1School of Humanities and Social Sciences, Deakin University, Melbourne, Australia, 2Department of Social Inquiry, La Trobe University, Melbourne, Australia
This research provides critical lessons for abolitionists about how interventions and actions fostered in collaboration with imprisoned communities can create transformative opportunities for public education and inside-out movement building. We draw from anti-carceral feminist campaigns in the Australian state of Victoria in the 1980s and 1990s and use the archival trails kept by anti-carceral feminist activists to highlight how the voices and contributions of imprisoned women have over time provided a foundational force for the movement. The sustained compilation of complaints, a large scale public education campaign, and a series of direct actions undertaken inside and outside the prison gates are expressions of defiance and resistance generated by a building inside-out anti-carceral feminist movement. We argue that inside-out campaign work necessitates the navigation of myriad challenges and paradoxes created by institutional walls, structural injustices and power imbalances. Using examples from historical struggles we explore how anti-carceral feminist coalitions navigated these barriers and take stock of what we can learn moving forward into the future.
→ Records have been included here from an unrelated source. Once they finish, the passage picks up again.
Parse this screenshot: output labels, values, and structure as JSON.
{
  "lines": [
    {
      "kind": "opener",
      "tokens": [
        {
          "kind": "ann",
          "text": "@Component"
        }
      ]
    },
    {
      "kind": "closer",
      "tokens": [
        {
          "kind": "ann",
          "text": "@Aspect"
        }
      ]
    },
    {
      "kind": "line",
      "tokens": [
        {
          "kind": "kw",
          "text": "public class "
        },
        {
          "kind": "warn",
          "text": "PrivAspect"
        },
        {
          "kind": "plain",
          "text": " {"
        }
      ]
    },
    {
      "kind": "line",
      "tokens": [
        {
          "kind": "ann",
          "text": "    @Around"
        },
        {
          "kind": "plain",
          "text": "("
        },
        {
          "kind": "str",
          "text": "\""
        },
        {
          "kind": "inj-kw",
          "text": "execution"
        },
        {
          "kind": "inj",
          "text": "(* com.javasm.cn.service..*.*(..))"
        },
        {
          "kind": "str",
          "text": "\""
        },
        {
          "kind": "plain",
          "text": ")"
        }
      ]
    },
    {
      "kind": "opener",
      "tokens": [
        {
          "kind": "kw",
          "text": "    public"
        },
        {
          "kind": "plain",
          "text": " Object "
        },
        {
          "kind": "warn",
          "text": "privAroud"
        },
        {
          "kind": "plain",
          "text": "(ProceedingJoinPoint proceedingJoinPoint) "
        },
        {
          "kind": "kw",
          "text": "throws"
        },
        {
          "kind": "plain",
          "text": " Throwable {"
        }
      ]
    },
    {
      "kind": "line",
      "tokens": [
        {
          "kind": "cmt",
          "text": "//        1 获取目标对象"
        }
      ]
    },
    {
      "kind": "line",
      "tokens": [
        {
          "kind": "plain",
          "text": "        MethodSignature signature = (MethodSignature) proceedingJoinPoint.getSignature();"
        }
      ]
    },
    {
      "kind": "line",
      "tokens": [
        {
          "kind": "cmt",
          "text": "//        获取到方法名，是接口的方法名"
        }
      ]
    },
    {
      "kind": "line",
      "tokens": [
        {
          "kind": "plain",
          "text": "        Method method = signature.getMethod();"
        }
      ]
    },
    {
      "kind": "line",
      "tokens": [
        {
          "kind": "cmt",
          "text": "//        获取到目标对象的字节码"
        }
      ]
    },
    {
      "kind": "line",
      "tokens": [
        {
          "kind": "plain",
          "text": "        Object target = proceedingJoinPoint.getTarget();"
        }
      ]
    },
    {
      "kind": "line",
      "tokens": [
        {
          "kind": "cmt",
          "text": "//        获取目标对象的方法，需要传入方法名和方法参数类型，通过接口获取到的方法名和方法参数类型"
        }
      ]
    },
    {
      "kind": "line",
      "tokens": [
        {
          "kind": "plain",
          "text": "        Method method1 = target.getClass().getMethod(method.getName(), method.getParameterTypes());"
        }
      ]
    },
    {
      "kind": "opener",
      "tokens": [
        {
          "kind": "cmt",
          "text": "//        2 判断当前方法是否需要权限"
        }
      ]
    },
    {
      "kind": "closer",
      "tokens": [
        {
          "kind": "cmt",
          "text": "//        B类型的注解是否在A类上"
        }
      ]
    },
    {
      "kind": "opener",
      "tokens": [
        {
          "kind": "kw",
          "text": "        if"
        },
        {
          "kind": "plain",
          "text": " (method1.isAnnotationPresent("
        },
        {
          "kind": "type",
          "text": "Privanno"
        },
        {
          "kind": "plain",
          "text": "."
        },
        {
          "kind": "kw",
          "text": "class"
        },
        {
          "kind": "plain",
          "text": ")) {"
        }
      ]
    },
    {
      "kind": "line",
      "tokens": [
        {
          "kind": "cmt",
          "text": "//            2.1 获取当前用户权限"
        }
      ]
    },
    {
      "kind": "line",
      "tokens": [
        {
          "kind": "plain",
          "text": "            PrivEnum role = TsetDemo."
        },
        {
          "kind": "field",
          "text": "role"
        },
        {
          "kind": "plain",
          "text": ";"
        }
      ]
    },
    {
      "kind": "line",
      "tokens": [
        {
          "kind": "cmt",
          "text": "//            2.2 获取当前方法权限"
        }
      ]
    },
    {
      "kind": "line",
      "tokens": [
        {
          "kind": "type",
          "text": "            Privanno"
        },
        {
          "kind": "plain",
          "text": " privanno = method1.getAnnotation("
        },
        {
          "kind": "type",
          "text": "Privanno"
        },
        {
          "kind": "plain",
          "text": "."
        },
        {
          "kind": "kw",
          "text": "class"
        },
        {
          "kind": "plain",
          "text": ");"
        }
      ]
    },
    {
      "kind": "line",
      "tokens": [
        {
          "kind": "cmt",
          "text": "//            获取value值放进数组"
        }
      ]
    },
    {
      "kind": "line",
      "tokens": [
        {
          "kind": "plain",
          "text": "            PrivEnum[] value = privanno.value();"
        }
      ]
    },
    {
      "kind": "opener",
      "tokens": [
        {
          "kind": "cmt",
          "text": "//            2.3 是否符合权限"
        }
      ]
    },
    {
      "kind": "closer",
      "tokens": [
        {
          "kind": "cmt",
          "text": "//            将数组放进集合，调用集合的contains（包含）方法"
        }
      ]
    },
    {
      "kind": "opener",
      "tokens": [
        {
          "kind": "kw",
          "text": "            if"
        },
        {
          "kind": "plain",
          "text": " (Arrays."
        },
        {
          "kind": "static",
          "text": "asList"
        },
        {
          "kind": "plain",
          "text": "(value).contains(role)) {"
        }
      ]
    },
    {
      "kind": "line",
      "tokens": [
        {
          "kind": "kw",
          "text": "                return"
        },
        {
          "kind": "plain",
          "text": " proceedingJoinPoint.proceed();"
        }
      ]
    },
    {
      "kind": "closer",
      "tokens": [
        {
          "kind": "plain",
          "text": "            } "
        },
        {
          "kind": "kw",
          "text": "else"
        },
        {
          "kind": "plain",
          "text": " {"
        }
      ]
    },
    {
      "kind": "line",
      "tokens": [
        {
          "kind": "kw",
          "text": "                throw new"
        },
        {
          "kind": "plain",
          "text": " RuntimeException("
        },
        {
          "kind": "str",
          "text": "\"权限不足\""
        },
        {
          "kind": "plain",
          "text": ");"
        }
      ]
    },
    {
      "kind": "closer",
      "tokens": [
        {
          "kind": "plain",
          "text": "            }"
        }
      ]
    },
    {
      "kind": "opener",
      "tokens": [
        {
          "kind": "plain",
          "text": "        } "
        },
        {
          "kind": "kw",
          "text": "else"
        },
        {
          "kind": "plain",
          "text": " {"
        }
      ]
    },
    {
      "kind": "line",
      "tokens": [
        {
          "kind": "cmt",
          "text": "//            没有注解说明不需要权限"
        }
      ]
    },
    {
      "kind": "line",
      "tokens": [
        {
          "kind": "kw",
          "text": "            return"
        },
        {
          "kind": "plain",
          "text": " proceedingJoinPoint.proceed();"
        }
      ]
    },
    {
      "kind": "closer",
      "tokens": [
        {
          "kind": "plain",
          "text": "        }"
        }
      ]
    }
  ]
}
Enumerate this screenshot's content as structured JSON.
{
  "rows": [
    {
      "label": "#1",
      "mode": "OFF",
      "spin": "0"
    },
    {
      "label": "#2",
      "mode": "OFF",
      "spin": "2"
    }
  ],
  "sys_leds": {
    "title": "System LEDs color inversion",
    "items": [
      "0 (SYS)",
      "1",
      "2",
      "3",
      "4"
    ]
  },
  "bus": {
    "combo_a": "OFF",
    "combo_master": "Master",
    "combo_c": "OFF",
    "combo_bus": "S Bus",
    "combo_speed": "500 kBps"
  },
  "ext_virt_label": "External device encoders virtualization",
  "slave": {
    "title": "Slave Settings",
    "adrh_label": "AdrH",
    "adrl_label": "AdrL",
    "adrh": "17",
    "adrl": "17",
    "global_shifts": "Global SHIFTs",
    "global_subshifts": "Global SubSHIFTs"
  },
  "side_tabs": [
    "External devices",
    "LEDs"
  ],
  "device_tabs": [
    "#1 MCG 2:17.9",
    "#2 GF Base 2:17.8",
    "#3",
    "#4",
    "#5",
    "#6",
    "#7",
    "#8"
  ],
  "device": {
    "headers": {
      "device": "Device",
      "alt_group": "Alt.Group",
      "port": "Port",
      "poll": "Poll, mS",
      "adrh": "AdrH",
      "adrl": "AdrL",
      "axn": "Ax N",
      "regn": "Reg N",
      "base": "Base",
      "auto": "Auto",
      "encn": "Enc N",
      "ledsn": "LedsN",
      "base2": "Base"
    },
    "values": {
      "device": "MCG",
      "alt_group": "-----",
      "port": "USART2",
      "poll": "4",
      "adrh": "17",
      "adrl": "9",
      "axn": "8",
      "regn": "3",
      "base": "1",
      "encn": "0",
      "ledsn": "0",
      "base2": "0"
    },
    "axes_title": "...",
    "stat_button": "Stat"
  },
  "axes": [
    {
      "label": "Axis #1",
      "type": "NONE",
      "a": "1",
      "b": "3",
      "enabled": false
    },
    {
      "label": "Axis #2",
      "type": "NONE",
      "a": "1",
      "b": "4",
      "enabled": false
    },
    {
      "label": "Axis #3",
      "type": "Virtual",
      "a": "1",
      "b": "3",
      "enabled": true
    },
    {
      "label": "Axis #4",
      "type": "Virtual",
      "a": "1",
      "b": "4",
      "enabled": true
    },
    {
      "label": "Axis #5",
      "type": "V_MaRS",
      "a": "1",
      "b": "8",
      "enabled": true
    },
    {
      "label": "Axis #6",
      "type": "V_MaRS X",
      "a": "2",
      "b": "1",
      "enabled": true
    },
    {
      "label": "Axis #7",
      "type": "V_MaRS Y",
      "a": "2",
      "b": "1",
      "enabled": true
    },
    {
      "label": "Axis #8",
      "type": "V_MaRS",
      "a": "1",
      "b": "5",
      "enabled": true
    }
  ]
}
Bree Carlton is a Senior Lecturer in Criminology, School of Humanities and Social Sciences, Deakin University. Her research explores strategies for preventing and resisting against prison generated violence and harm. Bree authored Imprisoning Resistance (Federation Press 2007) and is co-editor of Women Exiting Prison (Routledge 2013).
Emma K. Russell is a Lecturer in Crime, Justice and Legal Studies in the Department of Social Inquiry at La Trobe University. Her work has been published in various journals, including Theoretical Criminology, Critical Criminology and Crime Media Culture.